Posted: June 30th, 2017, 11:45 am
by MikkoKarhula
Hi!

I made little video about practicing classical influenced improvisation. I feel that classical music is part of our corner stone of music in every style. Bach’s Inventions and Paganini’s Caprices are familiar to many jazz guitarists as well to many heavy metal guitarists. Although player wouldn’t be fond of these styles I think that practicing classical etudes and improvisation is good both to technique and tonal language improvement. When I was making this video I got feeling that basic rules for scale to chord doesn’t always work. Sometimes it seemed to work mix different scales, or use only the first five notes of the scales. Sometimes scale is forming from three-note or four-note chord arpeggios with chromatic notes added.
If you are interested check out free tabs and backing track for this lesson from here: http://mikkokarhula.wixsite.com/mikkokarhula

Kindest, Mikko


[YouTube]https://www.youtube.com/watch?v=ImWtgHUByD8[/YouTube]

Re: Classical influenced improvisation
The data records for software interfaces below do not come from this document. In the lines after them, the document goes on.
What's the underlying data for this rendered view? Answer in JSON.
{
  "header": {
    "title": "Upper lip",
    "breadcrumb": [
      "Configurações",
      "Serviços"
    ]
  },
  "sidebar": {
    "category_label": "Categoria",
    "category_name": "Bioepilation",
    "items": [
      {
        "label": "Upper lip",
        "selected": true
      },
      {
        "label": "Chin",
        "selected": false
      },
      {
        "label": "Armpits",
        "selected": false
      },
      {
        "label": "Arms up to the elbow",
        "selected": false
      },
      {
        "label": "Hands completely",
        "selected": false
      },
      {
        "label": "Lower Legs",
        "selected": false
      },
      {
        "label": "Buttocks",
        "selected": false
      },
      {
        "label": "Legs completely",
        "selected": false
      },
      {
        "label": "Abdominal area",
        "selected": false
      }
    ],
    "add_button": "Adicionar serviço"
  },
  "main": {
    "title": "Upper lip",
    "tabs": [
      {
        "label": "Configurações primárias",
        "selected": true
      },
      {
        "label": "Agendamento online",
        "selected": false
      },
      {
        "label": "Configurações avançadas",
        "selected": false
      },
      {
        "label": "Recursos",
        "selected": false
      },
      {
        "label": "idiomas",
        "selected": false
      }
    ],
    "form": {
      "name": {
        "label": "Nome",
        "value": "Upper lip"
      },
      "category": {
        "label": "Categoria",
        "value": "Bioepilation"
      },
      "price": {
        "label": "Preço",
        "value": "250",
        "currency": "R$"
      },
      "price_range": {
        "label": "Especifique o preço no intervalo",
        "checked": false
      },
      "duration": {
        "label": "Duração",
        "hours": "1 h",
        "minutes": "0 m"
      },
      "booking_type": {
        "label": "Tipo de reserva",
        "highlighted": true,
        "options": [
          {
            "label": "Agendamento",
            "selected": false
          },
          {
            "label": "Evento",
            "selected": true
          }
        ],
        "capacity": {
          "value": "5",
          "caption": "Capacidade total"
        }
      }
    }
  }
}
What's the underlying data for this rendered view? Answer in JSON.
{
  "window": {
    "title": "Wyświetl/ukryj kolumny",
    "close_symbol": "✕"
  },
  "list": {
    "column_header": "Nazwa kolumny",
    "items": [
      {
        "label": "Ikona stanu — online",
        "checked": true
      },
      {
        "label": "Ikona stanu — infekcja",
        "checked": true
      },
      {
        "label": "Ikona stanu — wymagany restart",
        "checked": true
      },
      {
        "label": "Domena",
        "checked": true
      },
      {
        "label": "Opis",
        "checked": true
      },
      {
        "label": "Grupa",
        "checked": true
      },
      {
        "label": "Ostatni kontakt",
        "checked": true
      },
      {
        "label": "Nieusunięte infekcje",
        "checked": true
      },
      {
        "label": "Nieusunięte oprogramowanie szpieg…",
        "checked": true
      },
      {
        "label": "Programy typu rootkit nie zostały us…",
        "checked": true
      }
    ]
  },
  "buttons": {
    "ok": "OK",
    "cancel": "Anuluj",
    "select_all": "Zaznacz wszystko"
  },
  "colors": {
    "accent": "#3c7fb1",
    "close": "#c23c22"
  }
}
Posted: July 12th, 2017, 12:10 pm
by chroma
The development of music came from the invention of its composers. Bach for example did many things that would in standard terms be 'illegal', but can be 'justified' within the context, because they arose from voice-leading, but also because they make sense harmonically. The distinction with Bach one must realize/remember is counterpoint dictated the fundament of his style. Every piece can be deduced from the opening line (whether fugue or canon) and from the imminence of tonality, something no one had really done. Counterpoint itself was quite out of fashion.